The Instinct to Heal
Author: David Servan-Schreiber
An award-winning psychiatrist and neuroscientist presents seven all-natural approaches to fighting depression and anxiety by building on the body's relationship to the brain, yielding dramatic improvements quickly and permanently. Reprint. 15,000 first printing.

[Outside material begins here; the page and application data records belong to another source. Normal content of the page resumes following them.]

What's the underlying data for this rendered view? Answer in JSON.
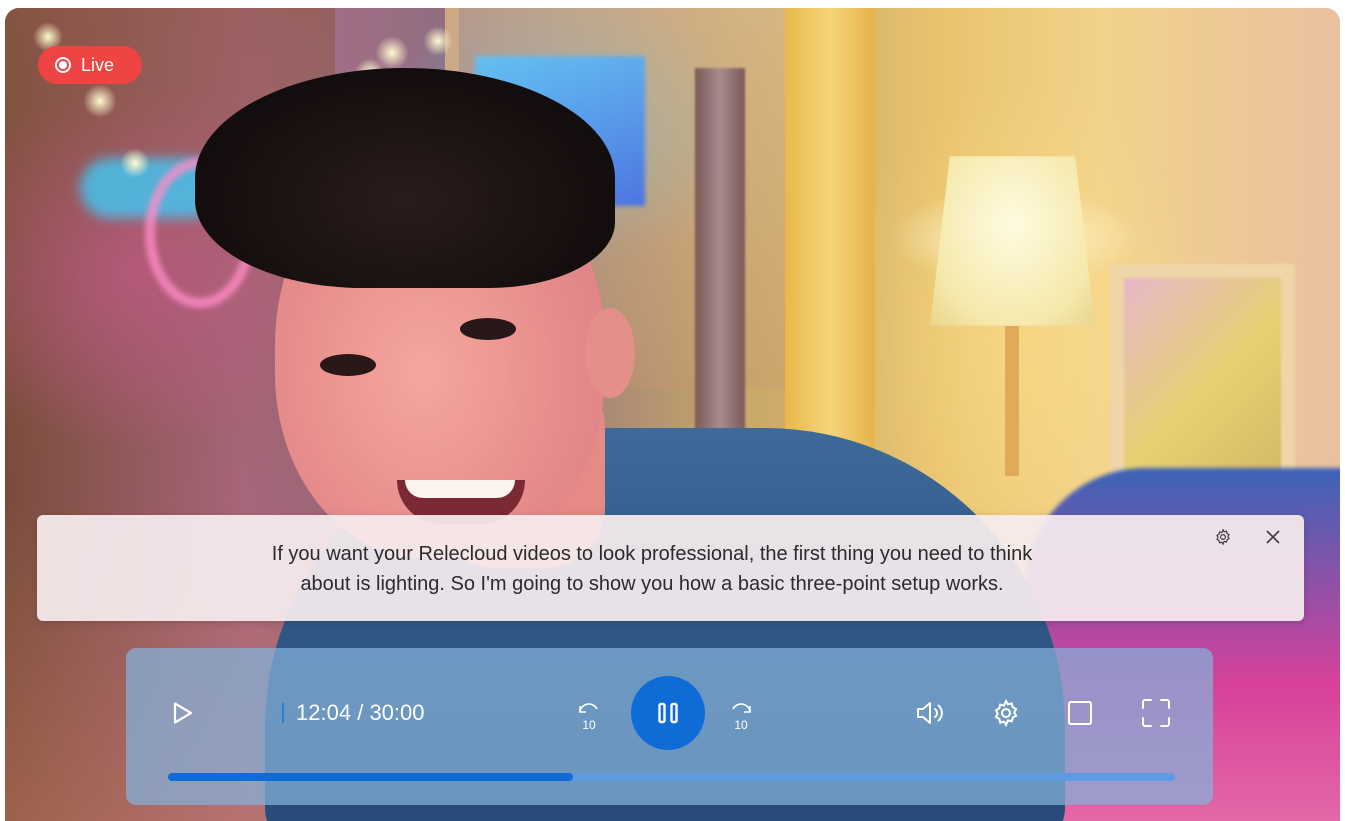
{
  "live_badge": {
    "label": "Live",
    "color": "#ef4444"
  },
  "caption": {
    "line1": "If you want your Relecloud videos to look professional, the first thing you need to think",
    "line2": "about is lighting. So I'm going to show you how a basic three-point setup works.",
    "settings_icon": "gear-icon",
    "close_icon": "close-icon"
  },
  "player": {
    "current_time": "12:04",
    "separator": "/",
    "duration": "30:00",
    "progress_fraction": 0.402,
    "accent_color": "#0f6cd6",
    "controls": {
      "play_icon": "play-icon",
      "rewind_label": "10",
      "rewind_icon": "rewind-10-icon",
      "pause_icon": "pause-icon",
      "forward_label": "10",
      "forward_icon": "forward-10-icon",
      "volume_icon": "volume-icon",
      "settings_icon": "gear-icon",
      "miniplayer_icon": "square-icon",
      "fullscreen_icon": "fullscreen-icon"
    }
  }
}
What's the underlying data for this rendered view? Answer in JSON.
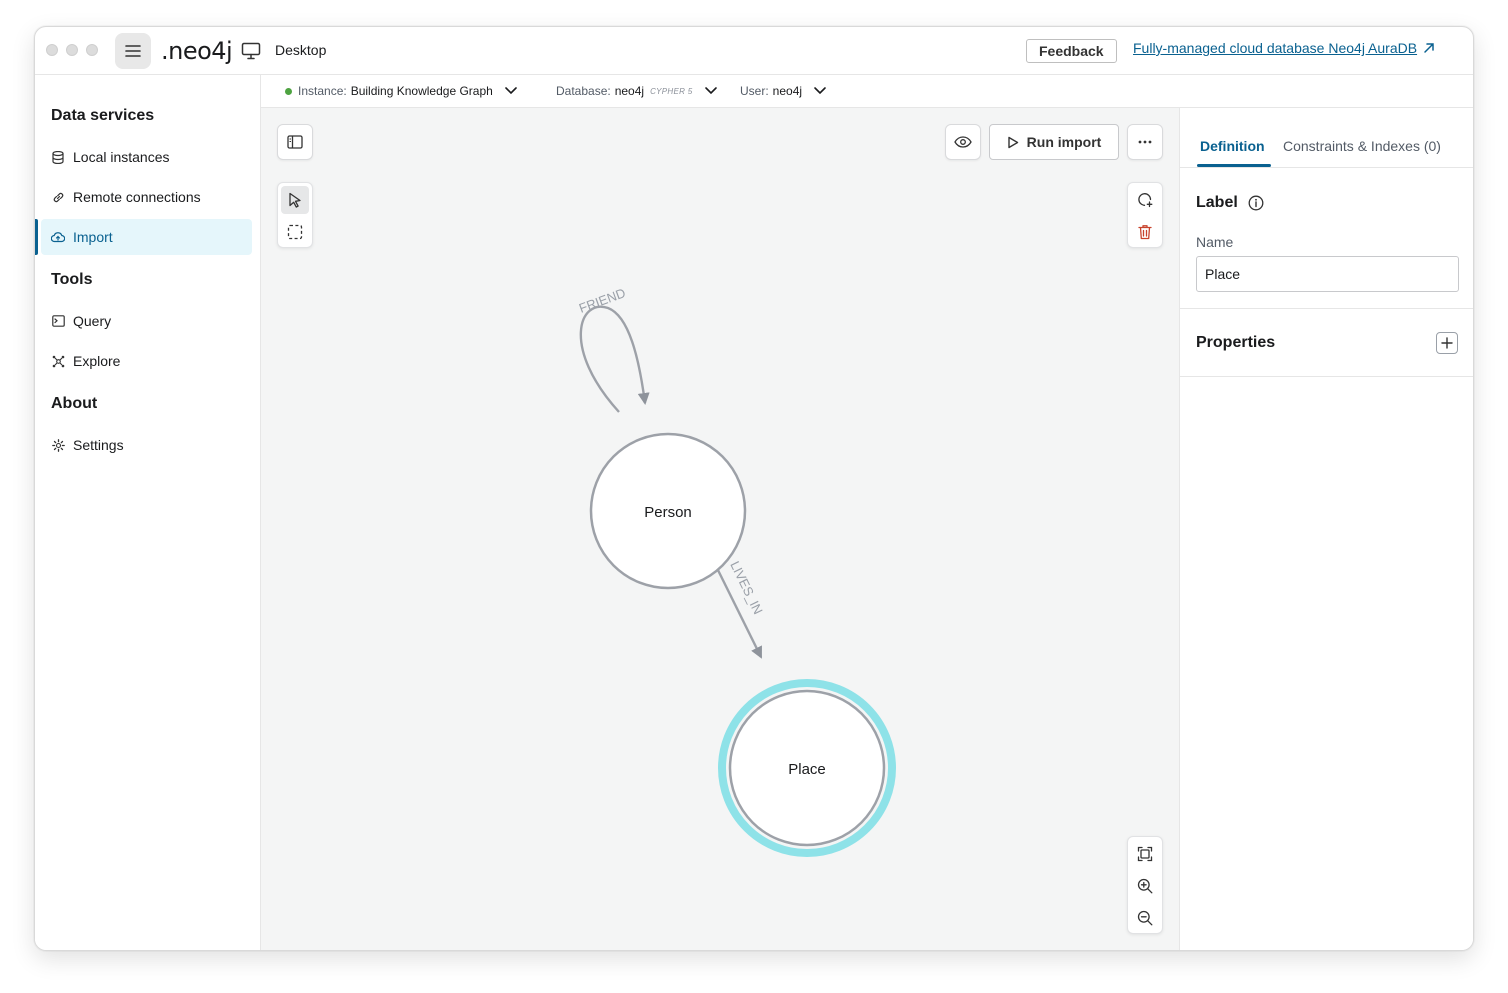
{
  "titlebar": {
    "logo": ".neo4j",
    "product": "Desktop",
    "feedback_label": "Feedback",
    "aura_link": "Fully-managed cloud database Neo4j AuraDB"
  },
  "sidebar": {
    "data_services_title": "Data services",
    "tools_title": "Tools",
    "about_title": "About",
    "items": [
      {
        "label": "Local instances",
        "icon": "database-icon"
      },
      {
        "label": "Remote connections",
        "icon": "link-icon"
      },
      {
        "label": "Import",
        "icon": "cloud-upload-icon",
        "active": true
      },
      {
        "label": "Query",
        "icon": "terminal-icon"
      },
      {
        "label": "Explore",
        "icon": "graph-explore-icon"
      },
      {
        "label": "Settings",
        "icon": "gear-icon"
      }
    ]
  },
  "connection": {
    "instance_label": "Instance:",
    "instance_value": "Building Knowledge Graph",
    "database_label": "Database:",
    "database_value": "neo4j",
    "cypher_tag": "CYPHER 5",
    "user_label": "User:",
    "user_value": "neo4j",
    "status_color": "#4ea341"
  },
  "canvas": {
    "run_import_label": "Run import",
    "nodes": [
      {
        "id": "person",
        "label": "Person",
        "selected": false
      },
      {
        "id": "place",
        "label": "Place",
        "selected": true
      }
    ],
    "relationships": [
      {
        "type": "FRIEND",
        "from": "person",
        "to": "person"
      },
      {
        "type": "LIVES_IN",
        "from": "person",
        "to": "place"
      }
    ],
    "selection_color": "#8ee2e8"
  },
  "panel": {
    "tab_definition": "Definition",
    "tab_constraints": "Constraints & Indexes (0)",
    "label_heading": "Label",
    "name_label": "Name",
    "name_value": "Place",
    "properties_heading": "Properties"
  },
  "colors": {
    "accent": "#0a6190",
    "active_bg": "#e5f6fb",
    "delete": "#c8432d"
  }
}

Life today can feel so fragmented. Often we face enormous pressures both on the work front and at home. Irritable and drained at the end of a long day, we wonder what it is all about. But if we look at our choices through Easwaran's eyes, it's surprising how quickly we begin to discover patience, peace, and meaning. Easwaran shows that the key to finding peace isn't necessarily changing how we work or what we do, but how we think. ''We may not realize it, '' he writes, '' but it is the mind, not external events, that drives our constant sense of urgency and restlessness.'' When we're tired, we need a book we'll enjoy. Easwaran is a master storyteller, and Take Your Time has many entertaining, all-too-recognizable everyday anecdotes to make us smile as we read his insights

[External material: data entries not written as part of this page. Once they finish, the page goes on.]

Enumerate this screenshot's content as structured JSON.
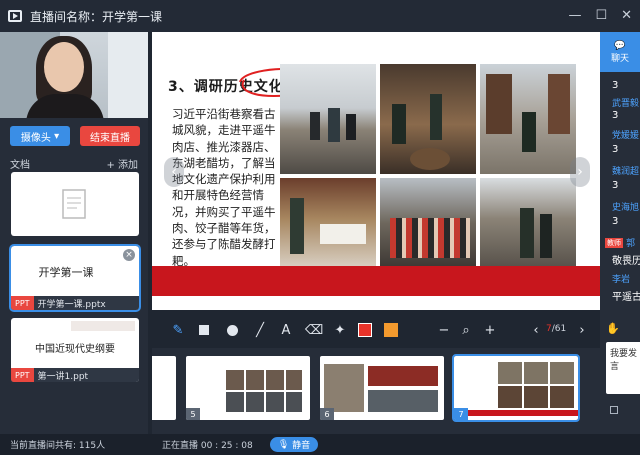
{
  "window": {
    "title": "直播间名称：开学第一课"
  },
  "left": {
    "camera_button": "摄像头",
    "end_button": "结束直播",
    "docs_label": "文档",
    "add_label": "+ 添加",
    "docs": [
      {
        "label": "",
        "type": ""
      },
      {
        "title": "开学第一课",
        "label": "开学第一课.pptx",
        "type": "PPT"
      },
      {
        "title": "中国近现代史纲要",
        "label": "第一讲1.ppt",
        "type": "PPT"
      }
    ]
  },
  "slide": {
    "heading": "3、调研历史文化遗产",
    "body": "习近平沿街巷察看古城风貌，走进平遥牛肉店、推光漆器店、东湖老醋坊，了解当地文化遗产保护利用和开展特色经营情况，并购买了平遥牛肉、饺子醋等年货，还参与了陈醋发酵打耙。"
  },
  "toolbar": {
    "page_current": "7",
    "page_total": "/61",
    "colors": {
      "red": "#e8332a",
      "orange": "#f39a2e"
    }
  },
  "thumbs": [
    {
      "num": "5"
    },
    {
      "num": "6"
    },
    {
      "num": "7"
    }
  ],
  "chat": {
    "tab_label": "聊天",
    "messages": [
      {
        "name": "",
        "text": "3"
      },
      {
        "name": "武晋毅",
        "text": "3"
      },
      {
        "name": "党媛媛",
        "text": "3"
      },
      {
        "name": "魏润超",
        "text": "3"
      },
      {
        "name": "史海旭",
        "text": "3"
      },
      {
        "name": "郭",
        "text": "敬畏历",
        "teacher": "教师"
      },
      {
        "name": "李岩",
        "text": "平遥古"
      }
    ],
    "input_text": "我要发言"
  },
  "footer": {
    "online": "当前直播间共有: 115人",
    "live_time": "正在直播 00 : 25 : 08",
    "mute": "静音"
  }
}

Author: Phil Stutz, Barry Michels
Publisher: Random House Canada
A groundbreaking book about personal growth that presents a uniquely effective set of four tools that bring about dynamic change in the present and impart a greater understanding of the depth and complexity of the human condition over the longterm. The Tools addresses the most common complaint patients have about psychotherapy: the interminable wait for change to begin. Barry Michels, an LA-based therapist, was frustrated by his inability to bring his patients faster relief from the issues that plagued them. He found a mentor in Phil Stutz, a psychiatrist who years before devised a methodology that arose from a similar disenchantment. The traditional therapeutic model sets its sights on the past, but Stutz and Michels employ an arsenal of tools--exercises that access the power of the unconscious and effectively meet the most persistent problems people face--and the results are electrifying. Stutz and Michels are much sought-after--a recent profile in The New Yorker touted them as an "open secret" in Hollywood--and treat a high-powered and creative clientele. Their first work, The Tools transcends the typical self-help genre because of its paradigm-changing material, the credibility of its authors, and the instant appeal and empowerment of its message.

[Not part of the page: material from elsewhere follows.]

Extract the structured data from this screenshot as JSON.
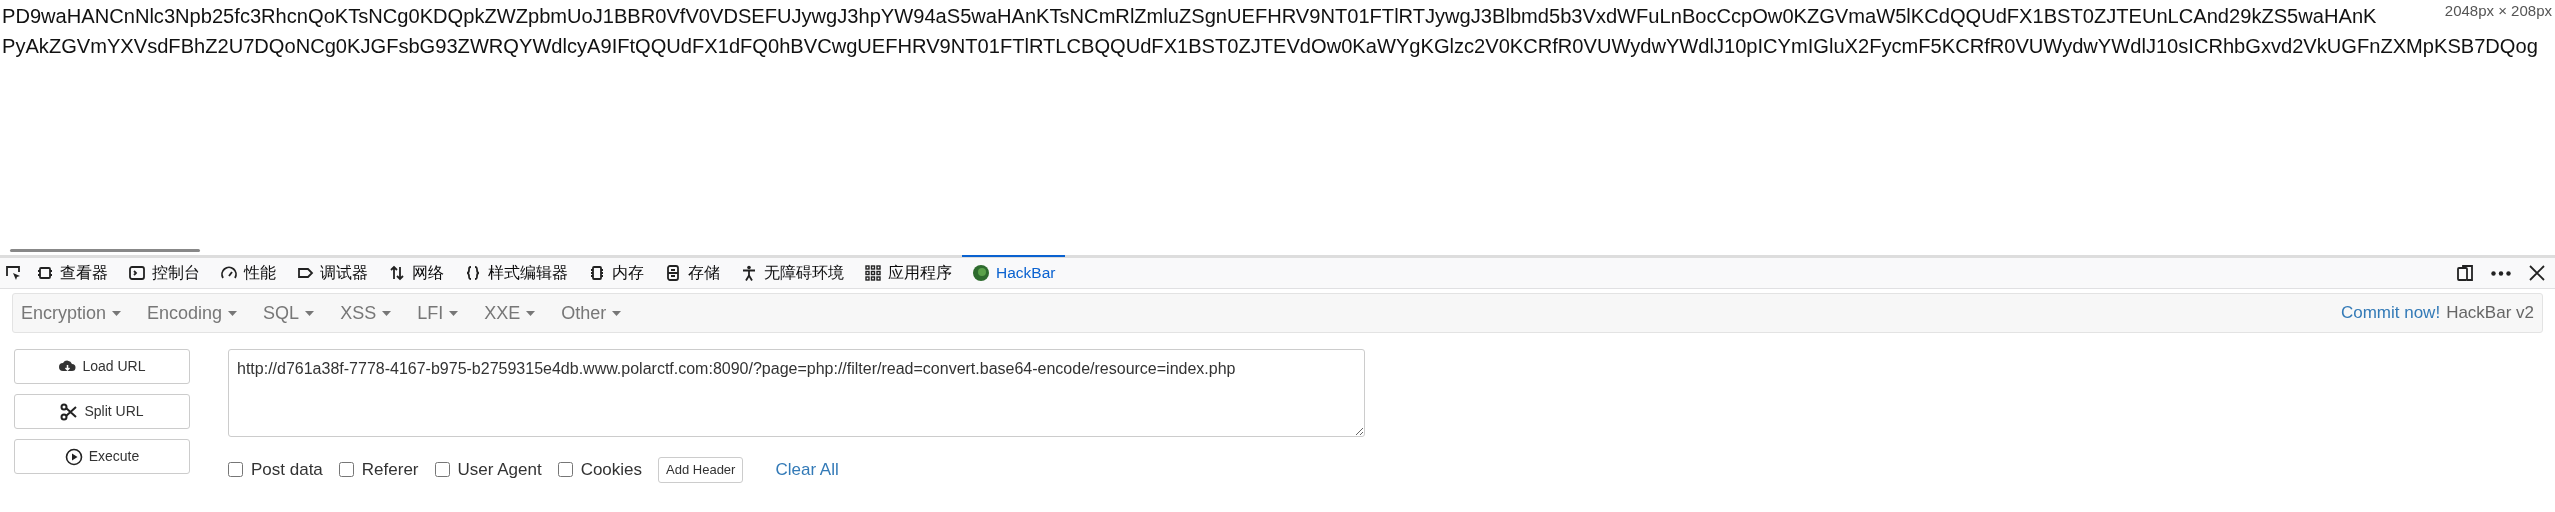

Deep down, most people think that happiness comes from having or doing something. Here, in Alan Watts’s groundbreaking second book (originally published in 1940), he offers a more challenging thesis: authentic happiness comes from embracing life as a whole in all its contradictions and paradoxes, an attitude that Watts calls the "way of acceptance." Drawing on Eastern philosophy, Western mysticism, and analytic psychology, Watts demonstrates that happiness comes from accepting both the outer world around us and the inner world inside us — the unconscious mind, with its irrational desires, lurking beyond the awareness of the ego. Although written early in his career, The Meaning of Happiness displays the hallmarks of his mature style: the crystal-clear writing, the homespun analogies, the dry wit, and the breadth of knowledge that made Alan Watts one of the most influential philosophers of his generation.